## Assignment
Reproduce every line of the material below, but drop the pictures.

## Information supplied

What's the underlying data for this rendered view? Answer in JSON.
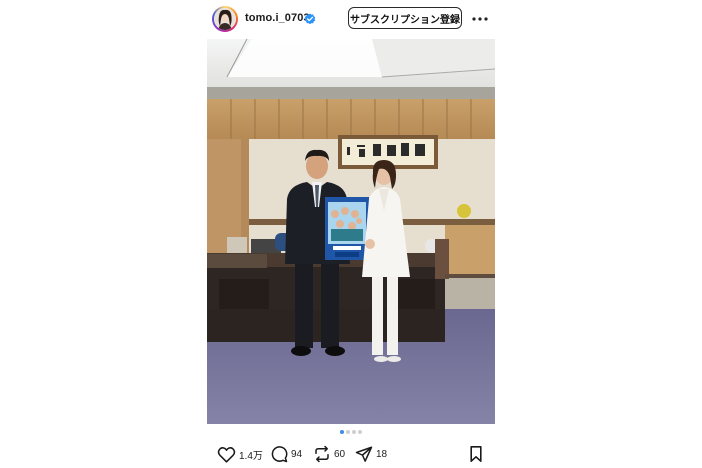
{
  "post": {
    "username": "tomo.i_0703",
    "subscribe_label": "サブスクリプション登録",
    "image_alt": "two people holding a poster in an office"
  },
  "carousel": {
    "total": 4,
    "active": 1
  },
  "actions": {
    "likes": "1.4万",
    "comments": "94",
    "reposts": "60",
    "shares": "18"
  },
  "colors": {
    "verified": "#2b93f5",
    "dot_active": "#3a8fe8",
    "dot_inactive": "#cfcfcf"
  },
  "icons": [
    "heart-icon",
    "comment-icon",
    "repost-icon",
    "share-icon",
    "bookmark-icon",
    "more-icon",
    "verified-badge-icon"
  ]
}
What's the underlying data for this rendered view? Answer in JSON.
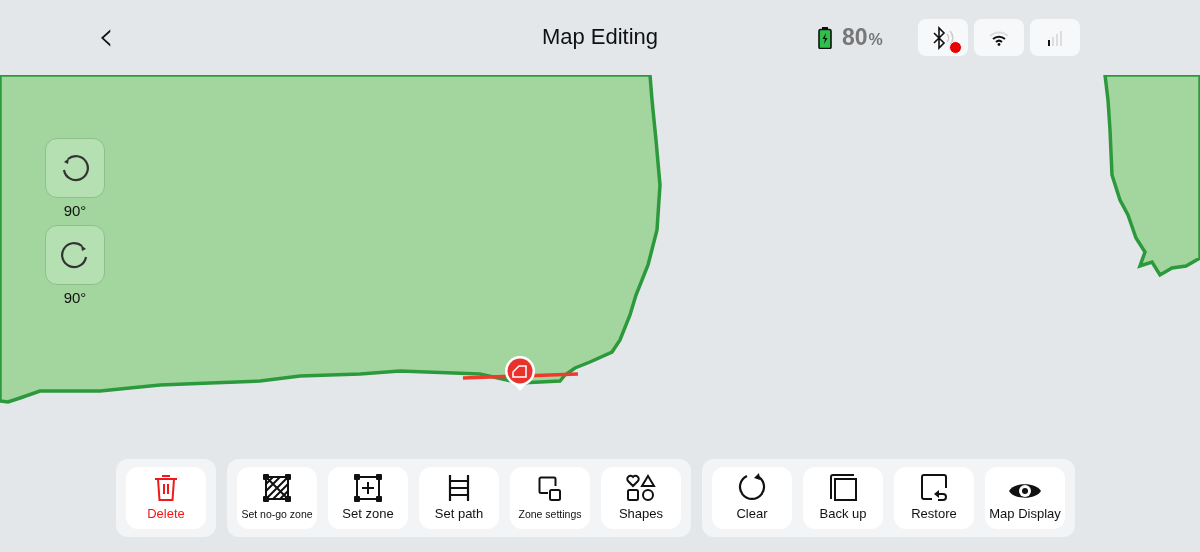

## Answer section
What's the underlying data for this rendered view? Answer in JSON.
{
  "post": {
    "username": "tomo.i_0703",
    "subscribe_label": "サブスクリプション登録",
    "image_alt": "two people holding a poster in an office"
  },
  "carousel": {
    "total": 4,
    "active": 1
  },
  "actions": {
    "likes": "1.4万",
    "comments": "94",
    "reposts": "60",
    "shares": "18"
  },
  "colors": {
    "verified": "#2b93f5",
    "dot_active": "#3a8fe8",
    "dot_inactive": "#cfcfcf"
  },
  "icons": [
    "heart-icon",
    "comment-icon",
    "repost-icon",
    "share-icon",
    "bookmark-icon",
    "more-icon",
    "verified-badge-icon"
  ]
}
What's the underlying data for this rendered view? Answer in JSON.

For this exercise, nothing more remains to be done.